New Delhi, February 2, 2020 – The U.S.-India Educational Foundation (USIEF) today marked the 70th Anniversary of the prestigious Fulbright program in India. U.S. Ambassador to India Kenneth I. Juster, Foreign Secretary Harsh Shringla, and U.S. Assistant Secretary of State for Educational and Cultural Affairs Marie Royce addressed attendees at a gala event in New Delhi to commemorate the anniversary.
In his remarks, Ambassador Juster said, “The U.S-India relationship is growing rapidly. As I have said many times, I believe that the foundation of our partnership is our people-to-people ties. The Fulbright-Nehru program is a perfect example of the impact that our peoples have when they learn from each other and work together.”
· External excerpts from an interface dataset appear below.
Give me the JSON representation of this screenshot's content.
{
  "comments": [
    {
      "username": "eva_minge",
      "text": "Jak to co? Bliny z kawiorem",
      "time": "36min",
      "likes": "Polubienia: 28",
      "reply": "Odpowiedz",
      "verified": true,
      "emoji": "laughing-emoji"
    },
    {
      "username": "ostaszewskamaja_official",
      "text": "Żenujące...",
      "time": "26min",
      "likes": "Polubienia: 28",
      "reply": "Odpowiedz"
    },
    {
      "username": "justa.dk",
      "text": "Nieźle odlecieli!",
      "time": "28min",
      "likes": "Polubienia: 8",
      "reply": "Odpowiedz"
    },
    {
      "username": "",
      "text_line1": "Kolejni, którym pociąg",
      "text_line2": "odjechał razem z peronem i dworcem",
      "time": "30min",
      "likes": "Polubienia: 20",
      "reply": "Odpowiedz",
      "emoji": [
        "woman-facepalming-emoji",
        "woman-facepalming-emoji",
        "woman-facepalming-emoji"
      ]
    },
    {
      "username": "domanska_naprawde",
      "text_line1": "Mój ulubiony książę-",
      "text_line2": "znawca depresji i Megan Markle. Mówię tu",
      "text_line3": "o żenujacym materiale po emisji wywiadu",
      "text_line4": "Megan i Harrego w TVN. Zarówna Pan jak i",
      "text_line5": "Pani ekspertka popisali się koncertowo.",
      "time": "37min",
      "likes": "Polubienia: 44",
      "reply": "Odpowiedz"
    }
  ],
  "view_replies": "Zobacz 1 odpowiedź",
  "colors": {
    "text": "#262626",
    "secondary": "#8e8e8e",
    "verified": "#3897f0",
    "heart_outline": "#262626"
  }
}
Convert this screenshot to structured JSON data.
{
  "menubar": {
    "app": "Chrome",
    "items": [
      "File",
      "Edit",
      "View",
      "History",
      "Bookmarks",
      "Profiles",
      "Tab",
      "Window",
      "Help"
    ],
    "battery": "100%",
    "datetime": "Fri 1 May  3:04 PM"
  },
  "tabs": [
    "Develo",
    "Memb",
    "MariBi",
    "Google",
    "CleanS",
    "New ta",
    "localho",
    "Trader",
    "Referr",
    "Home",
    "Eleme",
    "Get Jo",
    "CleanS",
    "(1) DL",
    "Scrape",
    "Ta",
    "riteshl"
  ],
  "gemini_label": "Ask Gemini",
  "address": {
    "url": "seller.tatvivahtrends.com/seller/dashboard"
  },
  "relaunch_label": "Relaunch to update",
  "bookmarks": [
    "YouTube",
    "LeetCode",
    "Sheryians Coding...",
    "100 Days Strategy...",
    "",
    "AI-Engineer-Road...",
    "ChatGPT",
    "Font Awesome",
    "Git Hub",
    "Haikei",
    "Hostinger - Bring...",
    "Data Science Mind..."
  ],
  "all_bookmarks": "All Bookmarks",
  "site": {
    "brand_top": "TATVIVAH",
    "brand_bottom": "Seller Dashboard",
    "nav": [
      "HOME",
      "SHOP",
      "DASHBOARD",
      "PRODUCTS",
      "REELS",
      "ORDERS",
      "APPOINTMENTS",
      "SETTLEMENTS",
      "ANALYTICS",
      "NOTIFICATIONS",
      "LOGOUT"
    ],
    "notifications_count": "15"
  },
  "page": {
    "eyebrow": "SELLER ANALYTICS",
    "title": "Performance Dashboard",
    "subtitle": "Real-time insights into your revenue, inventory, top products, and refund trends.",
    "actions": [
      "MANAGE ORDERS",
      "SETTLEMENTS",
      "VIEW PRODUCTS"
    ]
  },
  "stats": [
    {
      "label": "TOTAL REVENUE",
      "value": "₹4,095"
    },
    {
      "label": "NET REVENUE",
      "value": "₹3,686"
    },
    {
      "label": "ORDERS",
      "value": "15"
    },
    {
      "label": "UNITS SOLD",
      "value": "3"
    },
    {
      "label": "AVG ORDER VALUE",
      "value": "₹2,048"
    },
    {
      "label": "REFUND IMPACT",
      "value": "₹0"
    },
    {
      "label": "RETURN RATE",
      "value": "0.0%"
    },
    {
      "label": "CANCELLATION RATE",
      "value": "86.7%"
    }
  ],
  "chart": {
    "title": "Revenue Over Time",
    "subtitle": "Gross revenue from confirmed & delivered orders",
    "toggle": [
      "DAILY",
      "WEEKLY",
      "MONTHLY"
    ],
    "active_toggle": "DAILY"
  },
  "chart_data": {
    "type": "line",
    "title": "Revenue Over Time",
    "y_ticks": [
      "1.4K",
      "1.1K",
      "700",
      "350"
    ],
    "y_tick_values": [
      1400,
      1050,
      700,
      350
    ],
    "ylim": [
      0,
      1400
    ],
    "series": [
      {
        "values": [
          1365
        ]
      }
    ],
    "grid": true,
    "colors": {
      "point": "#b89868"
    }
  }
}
Since its inception, USIEF has awarded approximately 11,128 Fulbright Fellowships to Indians and Americans. On July 4, 2008, the United States and India signed a historic new Fulbright agreement that made India a full partner in the governance and funding of the Fulbright Program. Following the new agreement, the Fulbright-Nehru Program has tripled in size. India now has the largest U.S. Fulbright scholar program, which provides approximately 75 grants to U.S. scholars to research and teach in India each academic year.
The Fulbright program, created by Senator J. William Fulbright in 1946, was designed to increase mutual understanding among the people of the United States and the people of other countries. It has now grown into the premier U.S. international educational exchange program in the world. For more than 70 years, Fulbright has provided opportunities to some 390,000 American and international scholars and students.
“When Senator J. William Fulbright introduced the legislation establishing this program, he said it was about leadership, learning, and empathy between countries,” said Assistant Secretary Royce at the event. “Tonight’s celebration is a testament to the importance and longevity of Senator Fulbright’s vision.”
The binational United States-India Educational Foundation was among the earliest of the Fulbright Commissions or foundations. On February 2, 1950, Prime Minister Jawaharlal Nehru and U.S. Ambassador to India Loy Henderson signed a bilateral agreement to implement and administer a country Fulbright Program on behalf of the partner governments.
USIEF is now accepting applications from Indian citizens for Fulbright exchanges. For more details, visit www.usief.org.in, or contact one of the USIEF offices in New Delhi, Chennai, Hyderabad, Kolkata, or Mumbai.